Inside the Writer's Mind: Writing Narrative Journalism (Wiley-Blackwell, 2002) is a collection of Bloom's articles and essays.

Bloom has been named Iowa Author of the Year, and has held fellowships at the MacDowell Colony and Virginia Center for the Creative Arts. He has been a visiting scholar at Columbia University's Center for the Study of Society and Medicine. He was the Robert Laxalt Distinguished Writer at the Reynolds School of Journalism, University of Nevada, Reno, as well as the Howard R. Marsh Visiting Professor of Journalism in the Department of Communication Studies at the University of Michigan.

Prior to joining the Iowa faculty in 1993, Bloom was a staff writer at the Sacramento Bee, San Jose Mercury News, Los Angeles Times, and Dallas Morning News. He was the Brazil correspondent for the Field News Service and national news editor at the Latin America Daily Post. Bloom served as press secretary for San Francisco Mayor Frank Jordan. Bloom's work has appeared in Smithsonian, The New York Times, Philadelphia Inquirer, Washington Post, Wilson Quarterly, DoubleTake, Chronicle of Higher Education, American Journalism Review, Columbia Journalism Review, International Herald Tribune, Chicago Tribune, Money, Journal of Health Communication, Annals of Clinical Psychiatry, Journalism and Mass Communication Quarterly, American Editor, The Californians, Pharos, Wapsipinicon Almanac, Quill, Narratively, and on National Public Radio’s All Things Considered. Bloom is the author of a 22,000-word story about the enduring, trans-generational impact of a 1964 murder that appeared in, as well as an examination of the quadrennial Iowa Caucuses in

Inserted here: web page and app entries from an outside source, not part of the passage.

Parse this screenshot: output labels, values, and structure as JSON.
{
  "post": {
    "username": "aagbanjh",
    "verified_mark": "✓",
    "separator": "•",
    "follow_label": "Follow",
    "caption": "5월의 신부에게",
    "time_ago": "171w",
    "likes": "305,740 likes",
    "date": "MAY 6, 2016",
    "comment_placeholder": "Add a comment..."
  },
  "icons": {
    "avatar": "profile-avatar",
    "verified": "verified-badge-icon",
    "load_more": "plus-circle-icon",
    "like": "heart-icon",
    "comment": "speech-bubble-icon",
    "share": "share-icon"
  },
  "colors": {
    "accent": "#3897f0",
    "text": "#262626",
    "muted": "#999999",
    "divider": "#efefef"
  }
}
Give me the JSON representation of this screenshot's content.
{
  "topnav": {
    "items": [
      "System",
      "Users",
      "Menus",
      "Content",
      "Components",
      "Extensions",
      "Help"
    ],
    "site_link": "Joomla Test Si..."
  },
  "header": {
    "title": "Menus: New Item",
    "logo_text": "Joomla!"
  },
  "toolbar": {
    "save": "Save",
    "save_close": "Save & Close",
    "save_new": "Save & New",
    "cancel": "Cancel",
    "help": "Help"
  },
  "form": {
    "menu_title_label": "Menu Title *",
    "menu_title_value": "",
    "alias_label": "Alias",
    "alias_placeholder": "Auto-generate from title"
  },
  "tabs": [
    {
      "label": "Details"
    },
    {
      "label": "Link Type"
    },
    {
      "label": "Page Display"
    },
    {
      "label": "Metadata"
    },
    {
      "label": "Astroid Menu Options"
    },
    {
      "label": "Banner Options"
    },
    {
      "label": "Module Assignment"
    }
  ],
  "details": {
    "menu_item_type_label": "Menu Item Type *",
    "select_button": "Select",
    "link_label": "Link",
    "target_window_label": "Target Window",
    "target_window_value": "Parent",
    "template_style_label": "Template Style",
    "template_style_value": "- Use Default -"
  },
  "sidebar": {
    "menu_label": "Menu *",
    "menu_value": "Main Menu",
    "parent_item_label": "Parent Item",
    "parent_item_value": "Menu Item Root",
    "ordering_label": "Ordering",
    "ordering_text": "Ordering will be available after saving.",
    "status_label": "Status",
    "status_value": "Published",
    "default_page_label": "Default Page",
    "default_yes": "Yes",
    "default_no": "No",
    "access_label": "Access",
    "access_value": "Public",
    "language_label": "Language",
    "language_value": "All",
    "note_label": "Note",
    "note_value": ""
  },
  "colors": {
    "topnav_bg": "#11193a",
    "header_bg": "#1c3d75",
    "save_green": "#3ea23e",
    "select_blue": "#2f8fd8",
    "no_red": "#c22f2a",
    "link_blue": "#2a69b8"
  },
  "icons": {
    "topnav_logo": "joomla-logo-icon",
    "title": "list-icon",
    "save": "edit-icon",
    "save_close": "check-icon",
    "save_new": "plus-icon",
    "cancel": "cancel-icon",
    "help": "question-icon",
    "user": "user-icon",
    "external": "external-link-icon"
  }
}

Bloom is co-founder (with Professor Hanno Hardt) of the Iowa Journalists Oral History Project, the first online chronicle of the contributions of Iowa’s senior journalists.